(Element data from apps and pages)
--*--

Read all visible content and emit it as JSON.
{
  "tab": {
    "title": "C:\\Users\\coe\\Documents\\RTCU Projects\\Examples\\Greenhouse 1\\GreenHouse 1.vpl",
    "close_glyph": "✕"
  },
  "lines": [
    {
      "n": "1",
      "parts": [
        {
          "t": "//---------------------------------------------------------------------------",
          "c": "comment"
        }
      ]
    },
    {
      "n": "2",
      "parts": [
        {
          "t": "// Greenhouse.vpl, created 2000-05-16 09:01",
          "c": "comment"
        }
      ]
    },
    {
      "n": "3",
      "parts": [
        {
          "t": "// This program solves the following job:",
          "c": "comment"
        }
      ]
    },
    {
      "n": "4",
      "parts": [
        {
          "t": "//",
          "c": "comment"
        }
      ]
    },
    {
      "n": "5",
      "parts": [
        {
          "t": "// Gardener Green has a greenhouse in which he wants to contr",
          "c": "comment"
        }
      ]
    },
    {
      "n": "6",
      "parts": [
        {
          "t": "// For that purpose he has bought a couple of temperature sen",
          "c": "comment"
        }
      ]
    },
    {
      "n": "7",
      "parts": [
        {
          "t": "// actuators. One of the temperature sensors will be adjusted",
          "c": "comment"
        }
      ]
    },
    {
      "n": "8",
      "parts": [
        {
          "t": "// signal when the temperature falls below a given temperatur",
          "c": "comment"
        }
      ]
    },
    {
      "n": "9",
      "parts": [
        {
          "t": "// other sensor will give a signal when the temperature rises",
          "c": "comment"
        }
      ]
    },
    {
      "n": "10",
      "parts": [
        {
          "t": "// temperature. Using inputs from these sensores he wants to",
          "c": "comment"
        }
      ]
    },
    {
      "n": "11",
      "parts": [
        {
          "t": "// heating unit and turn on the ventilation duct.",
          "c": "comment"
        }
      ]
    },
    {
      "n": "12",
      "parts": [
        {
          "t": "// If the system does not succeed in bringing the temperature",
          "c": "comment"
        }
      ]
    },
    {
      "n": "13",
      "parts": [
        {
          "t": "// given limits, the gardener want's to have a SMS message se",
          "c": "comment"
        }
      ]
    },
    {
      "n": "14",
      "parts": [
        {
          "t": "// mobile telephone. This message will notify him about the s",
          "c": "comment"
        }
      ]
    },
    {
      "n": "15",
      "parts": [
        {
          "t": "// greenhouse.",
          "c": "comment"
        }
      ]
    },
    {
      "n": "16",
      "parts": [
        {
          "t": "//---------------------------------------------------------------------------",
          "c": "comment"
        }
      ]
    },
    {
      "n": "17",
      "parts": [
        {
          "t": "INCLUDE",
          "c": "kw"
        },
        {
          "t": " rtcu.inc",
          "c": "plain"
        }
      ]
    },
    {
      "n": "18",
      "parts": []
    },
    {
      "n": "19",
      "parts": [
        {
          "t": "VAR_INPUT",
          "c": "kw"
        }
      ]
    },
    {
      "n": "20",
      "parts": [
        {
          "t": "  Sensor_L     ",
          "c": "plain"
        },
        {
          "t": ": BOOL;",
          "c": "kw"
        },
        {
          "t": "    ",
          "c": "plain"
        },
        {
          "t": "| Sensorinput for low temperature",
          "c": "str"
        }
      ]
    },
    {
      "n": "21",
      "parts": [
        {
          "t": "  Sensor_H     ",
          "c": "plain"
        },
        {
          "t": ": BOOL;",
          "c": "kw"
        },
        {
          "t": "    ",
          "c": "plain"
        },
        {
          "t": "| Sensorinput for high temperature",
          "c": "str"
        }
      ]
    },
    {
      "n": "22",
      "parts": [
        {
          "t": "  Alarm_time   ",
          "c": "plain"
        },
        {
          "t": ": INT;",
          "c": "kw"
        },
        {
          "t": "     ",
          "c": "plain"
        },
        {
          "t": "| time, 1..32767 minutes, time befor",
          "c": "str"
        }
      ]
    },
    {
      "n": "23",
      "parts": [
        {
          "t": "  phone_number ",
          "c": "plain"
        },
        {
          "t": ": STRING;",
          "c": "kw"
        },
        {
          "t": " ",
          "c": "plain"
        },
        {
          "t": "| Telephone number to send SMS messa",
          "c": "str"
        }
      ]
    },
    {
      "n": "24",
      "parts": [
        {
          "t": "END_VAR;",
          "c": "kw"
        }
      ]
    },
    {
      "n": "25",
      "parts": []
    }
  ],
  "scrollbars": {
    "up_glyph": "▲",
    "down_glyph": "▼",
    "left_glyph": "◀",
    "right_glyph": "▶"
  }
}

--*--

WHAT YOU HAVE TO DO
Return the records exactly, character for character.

TASK ANSWER
Read all visible content and emit it as JSON.
{
  "tab": {
    "title": "C:\\Users\\coe\\Documents\\RTCU Projects\\Examples\\Greenhouse 1\\GreenHouse 1.vpl",
    "close_glyph": "✕"
  },
  "lines": [
    {
      "n": "1",
      "parts": [
        {
          "t": "//---------------------------------------------------------------------------",
          "c": "comment"
        }
      ]
    },
    {
      "n": "2",
      "parts": [
        {
          "t": "// Greenhouse.vpl, created 2000-05-16 09:01",
          "c": "comment"
        }
      ]
    },
    {
      "n": "3",
      "parts": [
        {
          "t": "// This program solves the following job:",
          "c": "comment"
        }
      ]
    },
    {
      "n": "4",
      "parts": [
        {
          "t": "//",
          "c": "comment"
        }
      ]
    },
    {
      "n": "5",
      "parts": [
        {
          "t": "// Gardener Green has a greenhouse in which he wants to contr",
          "c": "comment"
        }
      ]
    },
    {
      "n": "6",
      "parts": [
        {
          "t": "// For that purpose he has bought a couple of temperature sen",
          "c": "comment"
        }
      ]
    },
    {
      "n": "7",
      "parts": [
        {
          "t": "// actuators. One of the temperature sensors will be adjusted",
          "c": "comment"
        }
      ]
    },
    {
      "n": "8",
      "parts": [
        {
          "t": "// signal when the temperature falls below a given temperatur",
          "c": "comment"
        }
      ]
    },
    {
      "n": "9",
      "parts": [
        {
          "t": "// other sensor will give a signal when the temperature rises",
          "c": "comment"
        }
      ]
    },
    {
      "n": "10",
      "parts": [
        {
          "t": "// temperature. Using inputs from these sensores he wants to",
          "c": "comment"
        }
      ]
    },
    {
      "n": "11",
      "parts": [
        {
          "t": "// heating unit and turn on the ventilation duct.",
          "c": "comment"
        }
      ]
    },
    {
      "n": "12",
      "parts": [
        {
          "t": "// If the system does not succeed in bringing the temperature",
          "c": "comment"
        }
      ]
    },
    {
      "n": "13",
      "parts": [
        {
          "t": "// given limits, the gardener want's to have a SMS message se",
          "c": "comment"
        }
      ]
    },
    {
      "n": "14",
      "parts": [
        {
          "t": "// mobile telephone. This message will notify him about the s",
          "c": "comment"
        }
      ]
    },
    {
      "n": "15",
      "parts": [
        {
          "t": "// greenhouse.",
          "c": "comment"
        }
      ]
    },
    {
      "n": "16",
      "parts": [
        {
          "t": "//---------------------------------------------------------------------------",
          "c": "comment"
        }
      ]
    },
    {
      "n": "17",
      "parts": [
        {
          "t": "INCLUDE",
          "c": "kw"
        },
        {
          "t": " rtcu.inc",
          "c": "plain"
        }
      ]
    },
    {
      "n": "18",
      "parts": []
    },
    {
      "n": "19",
      "parts": [
        {
          "t": "VAR_INPUT",
          "c": "kw"
        }
      ]
    },
    {
      "n": "20",
      "parts": [
        {
          "t": "  Sensor_L     ",
          "c": "plain"
        },
        {
          "t": ": BOOL;",
          "c": "kw"
        },
        {
          "t": "    ",
          "c": "plain"
        },
        {
          "t": "| Sensorinput for low temperature",
          "c": "str"
        }
      ]
    },
    {
      "n": "21",
      "parts": [
        {
          "t": "  Sensor_H     ",
          "c": "plain"
        },
        {
          "t": ": BOOL;",
          "c": "kw"
        },
        {
          "t": "    ",
          "c": "plain"
        },
        {
          "t": "| Sensorinput for high temperature",
          "c": "str"
        }
      ]
    },
    {
      "n": "22",
      "parts": [
        {
          "t": "  Alarm_time   ",
          "c": "plain"
        },
        {
          "t": ": INT;",
          "c": "kw"
        },
        {
          "t": "     ",
          "c": "plain"
        },
        {
          "t": "| time, 1..32767 minutes, time befor",
          "c": "str"
        }
      ]
    },
    {
      "n": "23",
      "parts": [
        {
          "t": "  phone_number ",
          "c": "plain"
        },
        {
          "t": ": STRING;",
          "c": "kw"
        },
        {
          "t": " ",
          "c": "plain"
        },
        {
          "t": "| Telephone number to send SMS messa",
          "c": "str"
        }
      ]
    },
    {
      "n": "24",
      "parts": [
        {
          "t": "END_VAR;",
          "c": "kw"
        }
      ]
    },
    {
      "n": "25",
      "parts": []
    }
  ],
  "scrollbars": {
    "up_glyph": "▲",
    "down_glyph": "▼",
    "left_glyph": "◀",
    "right_glyph": "▶"
  }
}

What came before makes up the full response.